Not Good For A Secular Turkey

If you thought Turkey was already an unreliable NATO ally, this won’t help.

Turkey: Military chiefs resign en masse

The chief of the Turkish armed forces, Isik Kosaner, has resigned along with the army, navy and air force heads.

They were furious about the arrest of senior officers, accused of plotting, shortly before a round of military promotions.

A series of meetings between General Kosaner and PM Recep Tayyip Erdogan failed to resolve their differences.

Turkish President Abdullah Gul moved quickly to appoint General Necdet Ozel as the new army chief.

Gen Ozel is widely expected to be swiftly elevated to chief of the general staff in place of Gen Kosaner. Tradition dictates that only the head of the army can take over the top job.

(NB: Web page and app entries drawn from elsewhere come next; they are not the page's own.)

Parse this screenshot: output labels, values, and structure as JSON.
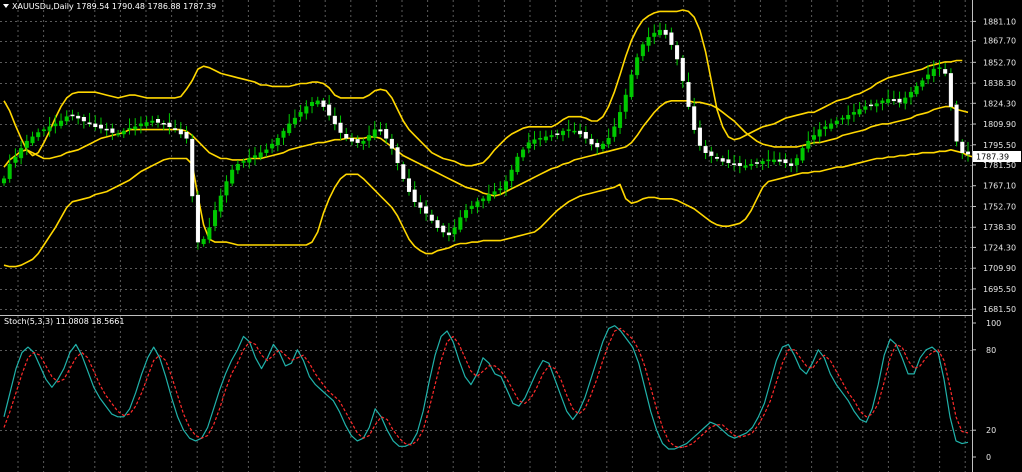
{
  "header": {
    "symbol_line": "XAUUSDu,Daily  1789.54 1790.48 1786.88 1787.39",
    "menu_icon": "triangle-down-icon"
  },
  "stoch_label": "Stoch(5,3,3) 11.0808 18.5661",
  "current_price_label": "1787.39",
  "colors": {
    "background": "#000000",
    "grid": "#5a5a5a",
    "candle": "#00c800",
    "doji": "#ffffff",
    "bands": "#ffd700",
    "stoch_main": "#20b2aa",
    "stoch_signal": "#ff2a2a",
    "separator": "#c0c0c0",
    "price_tag": "#ffffff"
  },
  "chart_data": [
    {
      "type": "candlestick",
      "pane": "price",
      "indicator": "Bollinger Bands",
      "y_ticks": [
        "1881.10",
        "1867.70",
        "1852.70",
        "1838.30",
        "1824.30",
        "1809.90",
        "1795.50",
        "1781.50",
        "1767.10",
        "1752.70",
        "1738.30",
        "1724.30",
        "1709.90",
        "1695.50",
        "1681.50"
      ],
      "y_tick_values": [
        1881.1,
        1867.7,
        1852.7,
        1838.3,
        1824.3,
        1809.9,
        1795.5,
        1781.5,
        1767.1,
        1752.7,
        1738.3,
        1724.3,
        1709.9,
        1695.5,
        1681.5
      ],
      "ylim": [
        1679.5,
        1889.0
      ],
      "close": [
        1772,
        1782,
        1787,
        1793,
        1798,
        1801,
        1804,
        1806,
        1808,
        1810,
        1812,
        1815,
        1816,
        1814,
        1812,
        1810,
        1808,
        1807,
        1806,
        1804,
        1803,
        1805,
        1807,
        1808,
        1810,
        1811,
        1812,
        1811,
        1810,
        1808,
        1806,
        1803,
        1800,
        1760,
        1728,
        1730,
        1738,
        1750,
        1760,
        1770,
        1778,
        1782,
        1784,
        1786,
        1788,
        1790,
        1792,
        1796,
        1800,
        1805,
        1810,
        1814,
        1818,
        1822,
        1825,
        1826,
        1822,
        1816,
        1810,
        1804,
        1800,
        1798,
        1797,
        1798,
        1802,
        1806,
        1805,
        1800,
        1793,
        1783,
        1772,
        1763,
        1756,
        1752,
        1748,
        1743,
        1738,
        1735,
        1733,
        1738,
        1745,
        1750,
        1753,
        1756,
        1758,
        1761,
        1763,
        1765,
        1770,
        1778,
        1787,
        1792,
        1797,
        1799,
        1800,
        1801,
        1802,
        1803,
        1805,
        1806,
        1805,
        1803,
        1800,
        1796,
        1794,
        1796,
        1800,
        1808,
        1818,
        1830,
        1844,
        1856,
        1865,
        1870,
        1873,
        1875,
        1872,
        1865,
        1855,
        1840,
        1822,
        1806,
        1795,
        1790,
        1788,
        1786,
        1784,
        1783,
        1782,
        1781,
        1781,
        1782,
        1783,
        1784,
        1785,
        1785,
        1784,
        1783,
        1781,
        1786,
        1793,
        1798,
        1802,
        1806,
        1808,
        1810,
        1812,
        1814,
        1816,
        1818,
        1820,
        1822,
        1823,
        1824,
        1826,
        1827,
        1826,
        1825,
        1828,
        1832,
        1836,
        1840,
        1844,
        1848,
        1849,
        1845,
        1822,
        1798,
        1790,
        1789
      ],
      "bb_upper": [
        1826,
        1819,
        1809,
        1800,
        1792,
        1788,
        1790,
        1797,
        1805,
        1814,
        1822,
        1828,
        1831,
        1832,
        1832,
        1832,
        1832,
        1831,
        1830,
        1829,
        1828,
        1829,
        1830,
        1830,
        1829,
        1828,
        1828,
        1828,
        1828,
        1828,
        1828,
        1829,
        1834,
        1840,
        1848,
        1850,
        1849,
        1847,
        1845,
        1844,
        1843,
        1842,
        1841,
        1840,
        1839,
        1837,
        1837,
        1836,
        1836,
        1836,
        1836,
        1837,
        1838,
        1838,
        1839,
        1839,
        1838,
        1835,
        1830,
        1828,
        1828,
        1828,
        1828,
        1828,
        1830,
        1833,
        1834,
        1833,
        1828,
        1820,
        1812,
        1806,
        1802,
        1798,
        1794,
        1790,
        1788,
        1786,
        1785,
        1784,
        1782,
        1781,
        1781,
        1782,
        1783,
        1787,
        1792,
        1796,
        1800,
        1803,
        1805,
        1807,
        1808,
        1808,
        1808,
        1808,
        1808,
        1810,
        1813,
        1815,
        1815,
        1815,
        1814,
        1812,
        1812,
        1815,
        1822,
        1832,
        1844,
        1857,
        1868,
        1876,
        1882,
        1885,
        1887,
        1888,
        1888,
        1888,
        1888,
        1889,
        1888,
        1884,
        1875,
        1860,
        1840,
        1820,
        1808,
        1801,
        1799,
        1800,
        1802,
        1804,
        1806,
        1808,
        1809,
        1810,
        1812,
        1814,
        1815,
        1816,
        1817,
        1818,
        1818,
        1820,
        1822,
        1824,
        1826,
        1827,
        1828,
        1830,
        1831,
        1833,
        1835,
        1838,
        1840,
        1842,
        1843,
        1844,
        1845,
        1846,
        1847,
        1848,
        1850,
        1851,
        1852,
        1853,
        1853,
        1854,
        1854
      ],
      "bb_middle": [
        1780,
        1785,
        1788,
        1791,
        1792,
        1790,
        1788,
        1786,
        1786,
        1787,
        1788,
        1790,
        1791,
        1792,
        1794,
        1796,
        1798,
        1800,
        1801,
        1802,
        1803,
        1804,
        1806,
        1806,
        1806,
        1806,
        1806,
        1806,
        1806,
        1806,
        1806,
        1806,
        1805,
        1802,
        1798,
        1794,
        1790,
        1788,
        1786,
        1786,
        1785,
        1785,
        1785,
        1786,
        1786,
        1786,
        1787,
        1788,
        1789,
        1790,
        1792,
        1793,
        1794,
        1795,
        1796,
        1797,
        1797,
        1798,
        1799,
        1799,
        1800,
        1800,
        1800,
        1800,
        1801,
        1801,
        1800,
        1797,
        1794,
        1791,
        1788,
        1786,
        1784,
        1782,
        1780,
        1778,
        1776,
        1774,
        1772,
        1770,
        1768,
        1766,
        1765,
        1764,
        1762,
        1761,
        1760,
        1761,
        1763,
        1765,
        1767,
        1769,
        1771,
        1773,
        1775,
        1777,
        1779,
        1780,
        1782,
        1783,
        1785,
        1786,
        1787,
        1788,
        1789,
        1790,
        1791,
        1792,
        1793,
        1794,
        1797,
        1802,
        1808,
        1813,
        1818,
        1822,
        1825,
        1826,
        1826,
        1826,
        1826,
        1825,
        1825,
        1824,
        1823,
        1821,
        1818,
        1815,
        1812,
        1808,
        1804,
        1801,
        1798,
        1796,
        1795,
        1794,
        1794,
        1794,
        1794,
        1794,
        1795,
        1796,
        1797,
        1797,
        1798,
        1799,
        1800,
        1802,
        1803,
        1804,
        1805,
        1806,
        1808,
        1809,
        1810,
        1810,
        1811,
        1812,
        1813,
        1814,
        1816,
        1817,
        1818,
        1820,
        1821,
        1822,
        1822,
        1820,
        1819,
        1818
      ],
      "bb_lower": [
        1712,
        1711,
        1711,
        1712,
        1714,
        1716,
        1720,
        1726,
        1732,
        1738,
        1745,
        1752,
        1756,
        1757,
        1758,
        1759,
        1761,
        1762,
        1763,
        1765,
        1767,
        1769,
        1771,
        1774,
        1777,
        1779,
        1781,
        1783,
        1785,
        1786,
        1786,
        1786,
        1786,
        1782,
        1760,
        1740,
        1730,
        1728,
        1728,
        1728,
        1727,
        1726,
        1726,
        1726,
        1726,
        1726,
        1726,
        1726,
        1726,
        1726,
        1726,
        1726,
        1726,
        1726,
        1728,
        1735,
        1748,
        1758,
        1766,
        1772,
        1775,
        1775,
        1775,
        1772,
        1768,
        1764,
        1760,
        1756,
        1752,
        1746,
        1738,
        1730,
        1725,
        1722,
        1720,
        1720,
        1722,
        1723,
        1724,
        1726,
        1727,
        1727,
        1728,
        1728,
        1729,
        1729,
        1729,
        1729,
        1730,
        1731,
        1732,
        1733,
        1734,
        1735,
        1738,
        1742,
        1746,
        1750,
        1753,
        1756,
        1758,
        1760,
        1761,
        1762,
        1763,
        1764,
        1765,
        1766,
        1768,
        1758,
        1755,
        1756,
        1758,
        1759,
        1759,
        1758,
        1758,
        1758,
        1757,
        1755,
        1753,
        1751,
        1748,
        1745,
        1742,
        1740,
        1739,
        1739,
        1740,
        1741,
        1744,
        1750,
        1758,
        1766,
        1770,
        1771,
        1772,
        1773,
        1774,
        1775,
        1776,
        1776,
        1777,
        1777,
        1778,
        1779,
        1780,
        1780,
        1781,
        1782,
        1783,
        1784,
        1785,
        1786,
        1786,
        1787,
        1787,
        1788,
        1788,
        1789,
        1789,
        1790,
        1790,
        1790,
        1791,
        1791,
        1792,
        1791,
        1790,
        1788,
        1787,
        1786
      ]
    },
    {
      "type": "line",
      "pane": "stochastic",
      "title": "Stoch(5,3,3) 11.0808 18.5661",
      "y_ticks": [
        "100",
        "80",
        "20",
        "0"
      ],
      "y_tick_values": [
        100,
        80,
        20,
        0
      ],
      "ylim": [
        0,
        100
      ],
      "series": [
        {
          "values": [
            30,
            48,
            66,
            78,
            82,
            78,
            68,
            58,
            52,
            58,
            66,
            78,
            84,
            76,
            64,
            52,
            44,
            38,
            32,
            30,
            30,
            36,
            48,
            62,
            74,
            82,
            74,
            60,
            44,
            30,
            20,
            14,
            12,
            14,
            22,
            36,
            50,
            62,
            72,
            80,
            90,
            86,
            74,
            66,
            74,
            84,
            78,
            68,
            70,
            80,
            72,
            60,
            54,
            50,
            46,
            42,
            34,
            24,
            16,
            12,
            14,
            22,
            36,
            30,
            20,
            12,
            8,
            8,
            10,
            18,
            34,
            56,
            76,
            90,
            94,
            86,
            72,
            60,
            54,
            62,
            74,
            70,
            62,
            60,
            50,
            40,
            38,
            44,
            54,
            64,
            72,
            70,
            58,
            46,
            34,
            28,
            34,
            44,
            58,
            72,
            86,
            96,
            98,
            94,
            88,
            82,
            70,
            52,
            34,
            20,
            10,
            6,
            6,
            8,
            10,
            14,
            18,
            22,
            26,
            24,
            20,
            16,
            14,
            16,
            18,
            22,
            30,
            40,
            56,
            72,
            82,
            84,
            76,
            66,
            62,
            70,
            80,
            74,
            62,
            54,
            48,
            42,
            34,
            28,
            26,
            36,
            54,
            76,
            88,
            84,
            74,
            62,
            62,
            74,
            80,
            82,
            78,
            58,
            30,
            12,
            10,
            11
          ],
          "color": "#20b2aa"
        },
        {
          "values": [
            22,
            34,
            48,
            62,
            74,
            78,
            76,
            68,
            60,
            56,
            58,
            66,
            74,
            78,
            74,
            64,
            54,
            46,
            40,
            34,
            31,
            32,
            38,
            48,
            60,
            72,
            76,
            72,
            60,
            46,
            32,
            22,
            16,
            14,
            16,
            24,
            36,
            50,
            62,
            70,
            80,
            86,
            84,
            76,
            72,
            76,
            80,
            76,
            72,
            74,
            76,
            70,
            62,
            56,
            50,
            46,
            42,
            34,
            26,
            18,
            14,
            16,
            24,
            30,
            28,
            20,
            14,
            10,
            9,
            12,
            20,
            36,
            54,
            72,
            86,
            90,
            84,
            74,
            64,
            60,
            64,
            68,
            68,
            64,
            58,
            50,
            42,
            40,
            44,
            52,
            62,
            68,
            66,
            58,
            46,
            36,
            32,
            36,
            46,
            58,
            72,
            84,
            94,
            96,
            92,
            88,
            80,
            68,
            52,
            36,
            22,
            12,
            8,
            7,
            8,
            10,
            14,
            18,
            22,
            24,
            24,
            20,
            16,
            15,
            16,
            18,
            24,
            32,
            42,
            56,
            70,
            80,
            80,
            74,
            68,
            66,
            72,
            76,
            72,
            64,
            56,
            48,
            42,
            34,
            30,
            32,
            40,
            56,
            74,
            84,
            82,
            72,
            66,
            68,
            74,
            78,
            80,
            72,
            52,
            30,
            19,
            18
          ],
          "color": "#ff2a2a",
          "dash": true
        }
      ]
    }
  ]
}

There has been a history of tension between the secularist military and the governing AK party, with the two sides engaged in a war of words for the past two years over allegations that parts of the military had been plotting a coup.

See also:
In Turkey, top military figures apparently resign en masse
Turkey’s military has at last stood aside
Turkey’s top generals resign in apparent rift with Erdogan government
Turkey’s military chiefs of staff resign
Turkish military’s chiefs of staff step down
Turkey’s top military leaders resign in protest of staff arrestsTurkey’s resignations, a sign of military decline
Turkey’s military chiefs quit ahead of key meeting
How Turkey’s military upheaval will affect NATO
Turkey’s reset
Analysis: Turkish government strengthens control on military
Government prepares for major overhaul of Turkish military
A Prime Minister’s Push Reshapes Turkish Politics

Traditionally, in Turkey, the military has served as check on Islamist forces and a key to maintaining a secular government.

/obviously, this development represents a substantial consolidation of power in the hands of Erdogan’s Islamist AK party and a big blow to the future of secularism in Turkey

You’ve Got Indirect Mail, Now With GPS!

Well, this doesn’t seem particularly fair.

Army Deploys First GPS-Guided Mortars

Finally, the U.S. army is giving this this infantry workhorse a 21st-century update, fielding GPS-guided mortar rounds for the first time.

One Infantry Brigade Combat Team in Afghanistan has already received the new rounds, known as Accelerated Precision Mortar Initiative cartridges (APMI), and seven more are expected to receive them in the next sixth months. The GPS-guided 120-millimeter mortar rounds will offer infantry commanders precision-strike capability, offering them an alternative to blanketing an area in indirect fire.

. . .

The APMI XM395 cartridge employs a standard 120-millimeter projectile body, but packed in the nose is a GPS receiver and controller that ensures the aerodynamic directional fins guide the shell toward the target. It also contains a multi-functional fuse that can be programmed to detonate upon impact, in the air, or after it penetrates the ground or a structure. Coordinates are dialed into the round using a computer.

See also:
US Army fields first precision-guided mortars to troops in Afghanistan
New GPS-guided mortar fires first round in Afghanistan
Army Fields GPS-Guided Mortar in Afghanistan
Army launches first GPS-guided mortars in Afghanistan
Army delivers GPS-guided mortars to soldiers in Afghanistan
GPS military weapon gives soldiers an edge
GPS Guided Mortar Debuts In Afghanistan

So, now we’ve got programmable bombs, bullets, grenades, and mortar rounds. The main thing that worries me about these systems is that they depend on batteries. If your batteries die and you don’t have spares, you’re screwed, and screwed is one thing you do not want to be in combat.

/how long will it be before we can deploy infantry robots to fight with all these precision guided armaments and we can take our human soldiers out of harm’s way?